Safety & Ratings

Safety & Ratings

The best look, the safe choice

It is essential to pick a slip-resistant tile. With the right flooring, you can add a level of protection against slip-and-fall accidents.

Slip resistance ratings are used to determine the level of the slipperiness of a surface. When choosing tiles for a space, it is essential to keep the safety factor in mind. In most instances, people choose tiles based on aesthetics and often overlook the slip rating. It is important to select tiles with a slip rating that is suitable for the space in which the tiles are being installed. Most tiles have a slip rating that is determined based on the test method used. The ratings are expressed as:

  • R ratings for the Oil Wet Ramp Test
  • P ratings for the Wet Pendulum Slip Test
  • D ratings for Dry Floor Friction Test
  • A, B & C ratings for the Wet Barefoot Ramp Test

The various slip ratings reflect the frictional characteristics of surfaces in different environments. As such, the method that best serves the need for an environment must be used. The ratings are reliable and indicate slip resistance, however, an R10 rating from an Oil Wet Ramp Test cannot be considered to be an equivalent of a P3 rating from the Wet Pendulum Slip Test.


Minimum Slip Rating Requirements

Wet Pendulum Method

This method of testing involves the use of the wet pendulum friction tester device that was first developed to assess the skid resistance of roads. The device consists of a metal boot with a spring and rubber slider at the bottom. The boot slides across the surface and the height to which it can swing back indicates the slipperiness of a floor. The pendulum swings very high for a floor that is very slippery.

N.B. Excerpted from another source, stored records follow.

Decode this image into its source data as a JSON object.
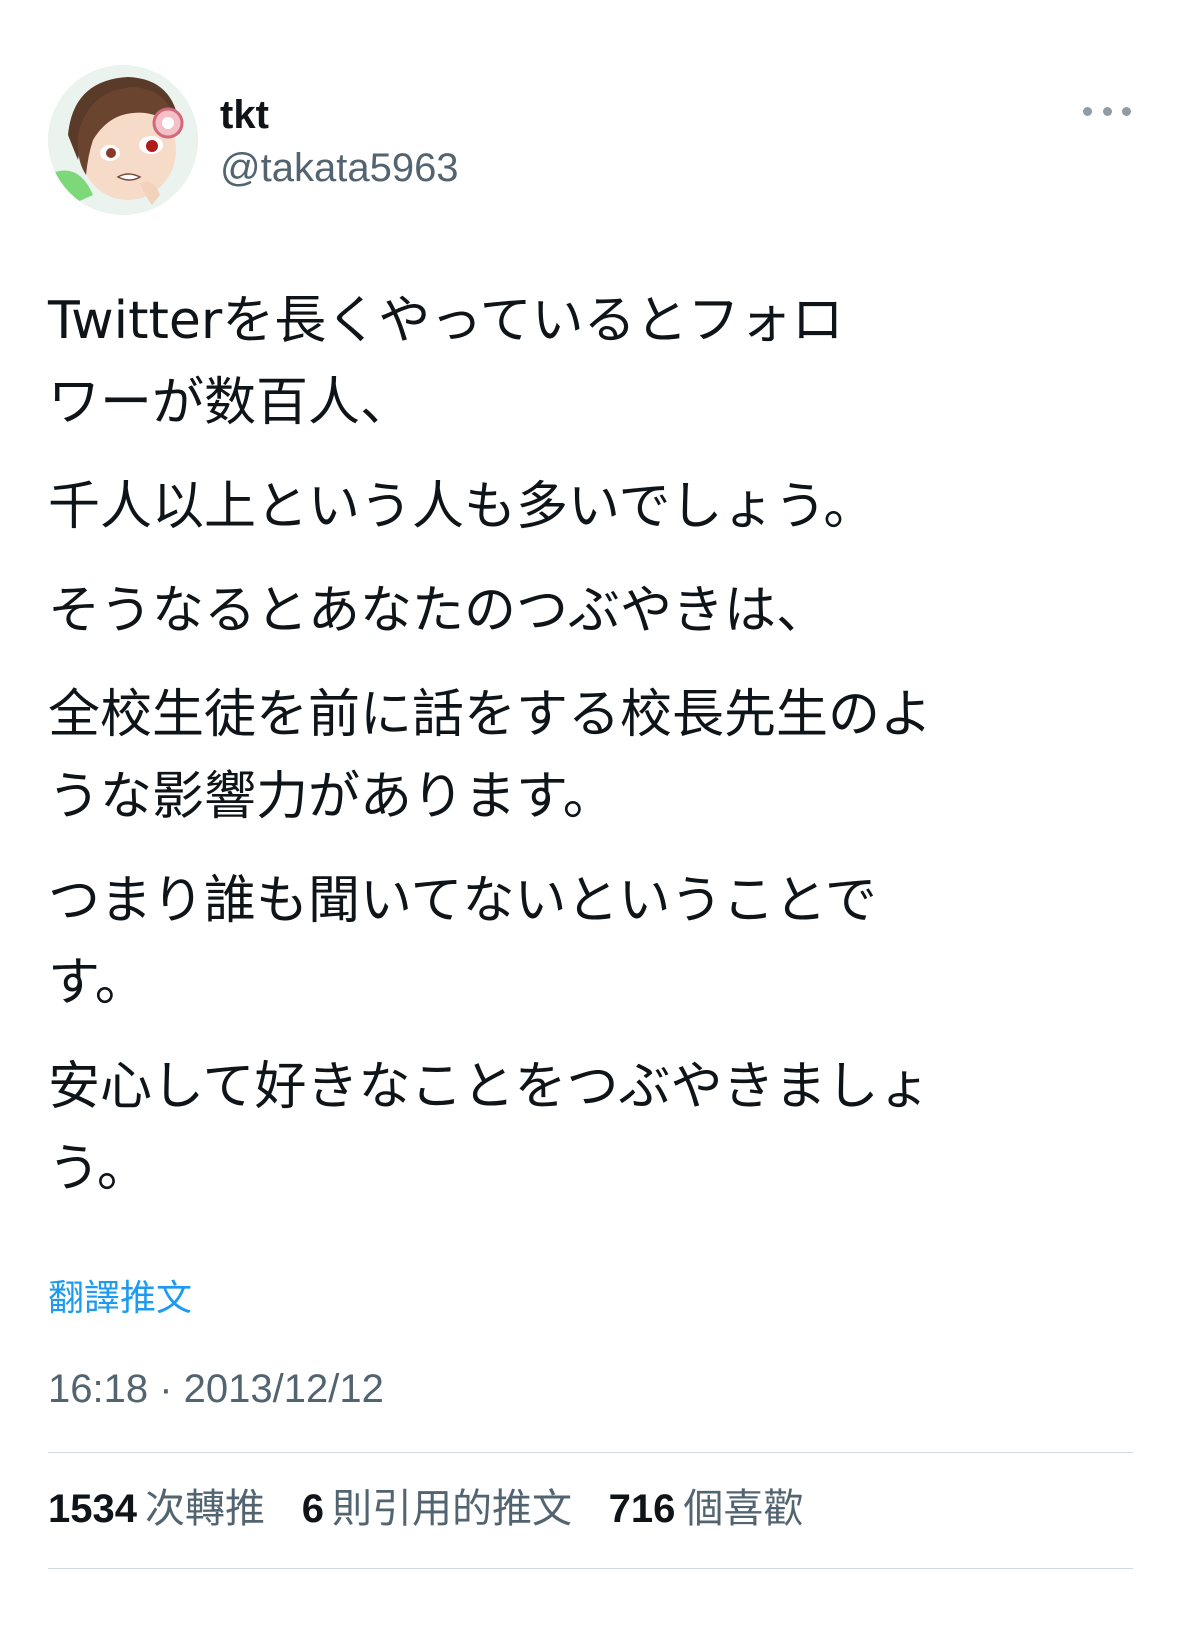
{
  "user": {
    "display_name": "tkt",
    "handle": "@takata5963",
    "avatar_icon": "anime-character-avatar"
  },
  "tweet": {
    "paragraphs": [
      [
        "Twitterを長くやっているとフォロ",
        "ワーが数百人、"
      ],
      [
        "千人以上という人も多いでしょう。"
      ],
      [
        "そうなるとあなたのつぶやきは、"
      ],
      [
        "全校生徒を前に話をする校長先生のよ",
        "うな影響力があります。"
      ],
      [
        "つまり誰も聞いてないということで",
        "す。"
      ],
      [
        "安心して好きなことをつぶやきましょ",
        "う。"
      ]
    ],
    "translate_label": "翻譯推文",
    "timestamp": "16:18 · 2013/12/12"
  },
  "stats": {
    "retweets": {
      "count": "1534",
      "label": "次轉推"
    },
    "quotes": {
      "count": "6",
      "label": "則引用的推文"
    },
    "likes": {
      "count": "716",
      "label": "個喜歡"
    }
  },
  "colors": {
    "text": "#0f1419",
    "secondary": "#536471",
    "link": "#1d9bf0",
    "divider": "#cfd9de"
  }
}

A floor surface can be tested by this method in wet condition. The floor can be sprayed with water and the reading for the swing of the pendulum is noted for at least five times. The average of the last three readings yields the result. An advantage of this method is that the device is portable and can be used in any location.

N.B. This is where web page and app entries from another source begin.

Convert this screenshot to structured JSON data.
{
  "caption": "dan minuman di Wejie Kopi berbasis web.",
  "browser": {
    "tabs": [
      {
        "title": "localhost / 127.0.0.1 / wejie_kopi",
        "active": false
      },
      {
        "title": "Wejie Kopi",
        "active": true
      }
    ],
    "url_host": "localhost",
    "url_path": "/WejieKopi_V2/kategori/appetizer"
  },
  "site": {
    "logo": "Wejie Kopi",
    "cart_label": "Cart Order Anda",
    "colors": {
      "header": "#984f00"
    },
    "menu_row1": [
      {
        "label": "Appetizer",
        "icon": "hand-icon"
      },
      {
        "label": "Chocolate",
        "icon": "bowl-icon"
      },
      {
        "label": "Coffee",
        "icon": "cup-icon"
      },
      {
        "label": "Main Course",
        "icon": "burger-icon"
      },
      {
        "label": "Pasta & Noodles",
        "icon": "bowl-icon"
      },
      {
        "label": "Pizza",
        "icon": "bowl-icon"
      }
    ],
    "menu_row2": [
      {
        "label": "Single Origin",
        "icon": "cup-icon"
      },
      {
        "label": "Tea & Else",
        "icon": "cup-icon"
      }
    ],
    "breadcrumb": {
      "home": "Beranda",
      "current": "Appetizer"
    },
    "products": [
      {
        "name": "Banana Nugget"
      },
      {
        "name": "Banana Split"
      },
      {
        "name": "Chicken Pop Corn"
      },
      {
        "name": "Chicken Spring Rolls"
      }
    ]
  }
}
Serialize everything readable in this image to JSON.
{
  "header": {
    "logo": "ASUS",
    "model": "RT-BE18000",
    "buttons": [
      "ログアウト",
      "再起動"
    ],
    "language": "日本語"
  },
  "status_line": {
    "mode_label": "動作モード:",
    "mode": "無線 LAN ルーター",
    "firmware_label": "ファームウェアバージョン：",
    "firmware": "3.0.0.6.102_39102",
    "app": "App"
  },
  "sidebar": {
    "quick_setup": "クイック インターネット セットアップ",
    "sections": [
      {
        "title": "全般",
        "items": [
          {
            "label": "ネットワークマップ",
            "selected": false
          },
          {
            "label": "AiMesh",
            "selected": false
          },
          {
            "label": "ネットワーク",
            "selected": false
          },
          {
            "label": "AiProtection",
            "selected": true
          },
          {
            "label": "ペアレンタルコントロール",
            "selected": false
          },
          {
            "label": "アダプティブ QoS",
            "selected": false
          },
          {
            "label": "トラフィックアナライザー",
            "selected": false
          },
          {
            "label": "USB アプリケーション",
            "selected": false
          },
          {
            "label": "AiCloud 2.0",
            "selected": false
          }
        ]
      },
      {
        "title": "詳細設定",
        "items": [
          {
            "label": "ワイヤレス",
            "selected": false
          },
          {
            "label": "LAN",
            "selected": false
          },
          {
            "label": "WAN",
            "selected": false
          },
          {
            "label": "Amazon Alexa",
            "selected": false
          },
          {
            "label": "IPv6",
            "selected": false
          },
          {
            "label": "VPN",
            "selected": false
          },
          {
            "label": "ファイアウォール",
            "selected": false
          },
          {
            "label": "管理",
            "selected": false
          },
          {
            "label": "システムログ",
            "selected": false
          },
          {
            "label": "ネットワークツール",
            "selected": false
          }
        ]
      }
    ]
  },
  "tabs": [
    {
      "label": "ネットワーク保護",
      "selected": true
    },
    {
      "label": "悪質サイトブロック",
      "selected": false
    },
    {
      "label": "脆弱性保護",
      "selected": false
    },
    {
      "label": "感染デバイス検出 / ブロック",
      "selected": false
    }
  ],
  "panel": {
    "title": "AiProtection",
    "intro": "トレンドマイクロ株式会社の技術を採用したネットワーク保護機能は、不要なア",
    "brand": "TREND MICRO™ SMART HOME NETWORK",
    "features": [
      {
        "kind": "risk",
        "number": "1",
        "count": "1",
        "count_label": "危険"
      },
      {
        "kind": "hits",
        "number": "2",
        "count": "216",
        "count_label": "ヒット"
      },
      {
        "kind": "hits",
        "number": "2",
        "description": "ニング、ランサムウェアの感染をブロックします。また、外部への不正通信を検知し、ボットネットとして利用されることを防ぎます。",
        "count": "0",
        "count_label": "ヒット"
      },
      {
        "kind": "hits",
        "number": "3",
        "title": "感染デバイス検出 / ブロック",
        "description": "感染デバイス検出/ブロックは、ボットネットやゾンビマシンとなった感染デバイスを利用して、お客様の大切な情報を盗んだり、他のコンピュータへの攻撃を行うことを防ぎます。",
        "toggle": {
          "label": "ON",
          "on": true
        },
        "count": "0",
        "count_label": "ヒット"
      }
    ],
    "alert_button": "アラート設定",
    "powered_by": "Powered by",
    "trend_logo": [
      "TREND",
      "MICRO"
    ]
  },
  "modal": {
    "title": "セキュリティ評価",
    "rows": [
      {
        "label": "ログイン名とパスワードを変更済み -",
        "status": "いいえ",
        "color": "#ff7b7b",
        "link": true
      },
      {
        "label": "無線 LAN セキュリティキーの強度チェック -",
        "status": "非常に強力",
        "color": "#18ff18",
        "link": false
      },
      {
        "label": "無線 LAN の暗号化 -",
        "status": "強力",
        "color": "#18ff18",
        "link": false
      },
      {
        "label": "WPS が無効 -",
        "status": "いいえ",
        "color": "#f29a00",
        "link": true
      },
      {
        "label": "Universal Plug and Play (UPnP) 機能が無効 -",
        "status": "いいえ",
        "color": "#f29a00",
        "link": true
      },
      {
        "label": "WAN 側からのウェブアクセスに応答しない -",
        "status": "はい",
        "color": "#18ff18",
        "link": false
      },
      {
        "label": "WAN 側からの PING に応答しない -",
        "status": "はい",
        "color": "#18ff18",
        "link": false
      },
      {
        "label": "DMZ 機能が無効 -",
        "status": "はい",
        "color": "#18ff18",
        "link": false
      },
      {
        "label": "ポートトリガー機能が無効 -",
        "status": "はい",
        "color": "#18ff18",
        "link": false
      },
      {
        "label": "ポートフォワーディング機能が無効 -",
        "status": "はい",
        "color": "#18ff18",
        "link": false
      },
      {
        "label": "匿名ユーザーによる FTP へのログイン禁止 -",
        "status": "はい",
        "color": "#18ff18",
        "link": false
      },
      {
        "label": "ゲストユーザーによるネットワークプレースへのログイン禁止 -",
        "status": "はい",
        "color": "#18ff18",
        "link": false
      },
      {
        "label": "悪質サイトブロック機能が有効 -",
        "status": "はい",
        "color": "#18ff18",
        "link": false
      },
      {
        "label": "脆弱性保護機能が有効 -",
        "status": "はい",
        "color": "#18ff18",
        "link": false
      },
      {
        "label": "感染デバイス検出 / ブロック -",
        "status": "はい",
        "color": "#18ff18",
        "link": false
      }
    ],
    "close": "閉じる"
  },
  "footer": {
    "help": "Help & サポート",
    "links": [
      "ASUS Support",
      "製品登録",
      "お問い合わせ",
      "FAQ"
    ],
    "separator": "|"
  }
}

Oil Wet Ramp Test

This test offers a ramp rating which is also referred to as R rating or classification. The R rating of a floor surface is one of the most widely used terms for assessing the slip resistance. This method involves laying the tiles that need to be tested on a ramp. A lubricating oil is then applied to the surface. Testers walk up the ramp and the angle of the ramp is gradually increased. The angle or threshold of safe walking is determined. Based on the ratings, surfaces are classified as safe or unsafe. The R9 rating is considered as the lowest while the R13 rating is the most slip resistant.

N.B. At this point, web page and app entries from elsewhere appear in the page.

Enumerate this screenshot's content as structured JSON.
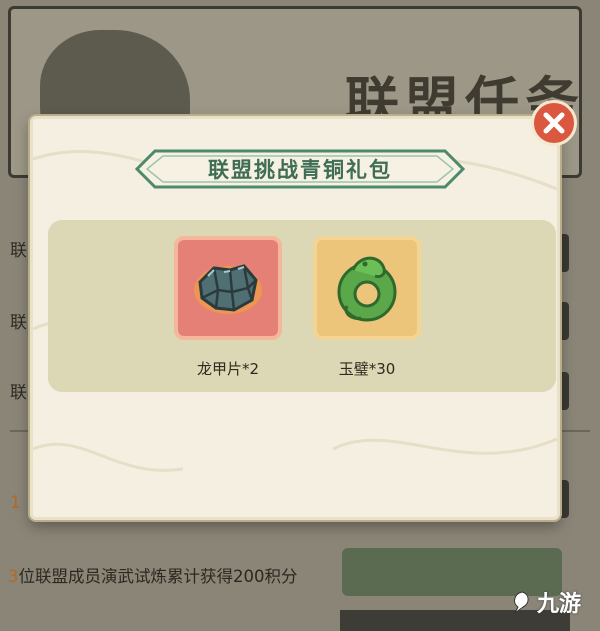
{
  "background": {
    "title": "联盟任务",
    "left_labels": [
      "联",
      "联",
      "联"
    ],
    "task_prefix_partial": "1",
    "task": {
      "number": "3",
      "text": "位联盟成员演武试炼累计获得200积分"
    }
  },
  "modal": {
    "title": "联盟挑战青铜礼包",
    "items": [
      {
        "label": "龙甲片*2",
        "icon": "dragon-scale-icon"
      },
      {
        "label": "玉璧*30",
        "icon": "jade-dragon-disc-icon"
      }
    ]
  },
  "watermark": {
    "text": "九游"
  },
  "colors": {
    "title_green": "#3f6d55",
    "close_red": "#d9583f",
    "item_red": "#e58077",
    "item_gold": "#ecc57b"
  }
}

Dry Floor Friction Test

The dry floor friction tester is a machine which measures the slip resistance of floors in a dry condition. The testing equipment operates by measuring the force applied to a rubber slider as it is dragged along the floor. The slip resting testing is conducted in dry conditions and the machine moves across the surface at a rate of about 1 meter per minute. The total distance travelled is 800 mm, being in line with the Australian Standard for dry slip resistance testing.

The test is portable and can be used for a variety of surfaces including stone, timber, vinyl & tiling. The results of slip testing generally rely on passing a threshold of 0.40, which has been accepted over the years as being suitable.

Wet Barefoot Ramp Test

Wet barefoot inclining platform test is a test to assess the slip resistance of situations where people will likely be barefoot and subjected to wet water surfaces, such as bathrooms or showers. By soaking feet in a foot spa for 15 minutes, this softened the skin it provide a consistent test foot. The softening of the skin generally makes the foot a bit more slippery. The test is conducted with two people are attached to a harness who walk on a test panel. The test panel is then inclined with the test personnel walking backwards and forwards at a specific walking pace, looking down and keeping an upright posture. If this is conducted twice without the test personnel slipping, then the platform is increased and the test is repeated. When the test personnel slip, then they repeat to confirm the slip, and measure the angle at which they slipped. This angle or gradient is averaged between the two test personnel, and then compared with previously calibrated panels to confirm the classification.